The rules were written to exclude China. But China owns or controls the overwhelming majority of materials used in E.V. batteries. Not to mention, the European Union also lacks a free trade agreement with the United States. According to the Energy Department, only 14 vehicle models qualify for the full credit: five from Chevrolet, four from Tesla, two from Ford, and one each from Cadillac, Chrysler, and Lincoln. Some others qualify for half-credits due to sourcing requirements—for example, Ford manufactures the Mustang Mach-E's battery in Poland—but American companies noticeably account for every single qualifying vehicle.

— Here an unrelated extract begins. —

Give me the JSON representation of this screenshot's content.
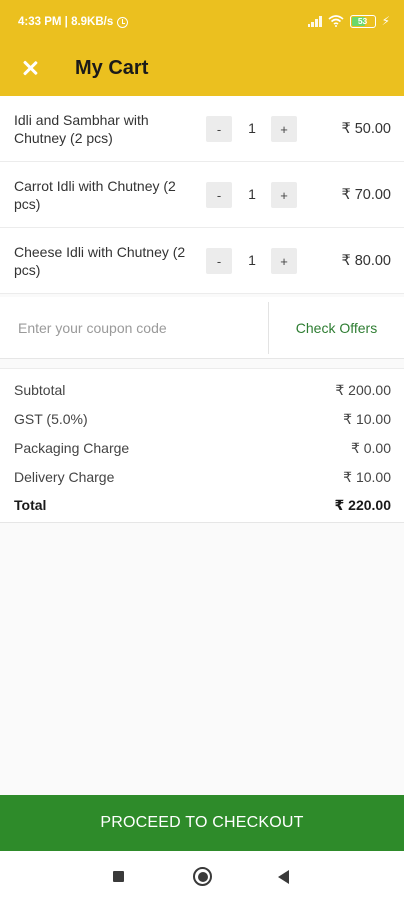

That's a great deal for those four companies—Ford, General Motors, Stellantis, and Tesla—but a bad deal for everybody else. Numerous foreign automakers sell E.V.s in the U.S. but are disqualified from tax credits unless they build the vehicles domestically using parts sourced in a very specific way. Meanwhile, two versions of the Chevrolet Bolt—which uses outdated battery technology and was briefly taken off the market in 2021 when its batteries were catching on fire—qualify for the full tax credit under the new rules. So even though a consumer might find the similarly priced Nissan Leaf to be more reliable, a $7,500 tax credit might sway them away from it. That would be a boon to Chevrolet's bottom line as it still gets to charge full price for the car, and the U.S. government will reimburse the purchaser at tax time.

Not only do "Buy American" policies undermine the basic tenets of free trade, but they also risk ostracizing our international allies: Last year, French Finance Minister Bruno Le Maire charged that by adopting such specific requirements, the U.S. was "jeopardizing the level playing field" and risked a "new trade war." And French President Emmanuel Macron told Sen. Joe Manchin (D–W. Va.), a major proponent of the sourcing rules, "You're hurting my country."

Consumers should be able to evaluate the full range of options and choose the one that best suits their needs, at a market-determined price. And automakers should compete at the same level, whether they source their components from Poland or Poughkeepsie.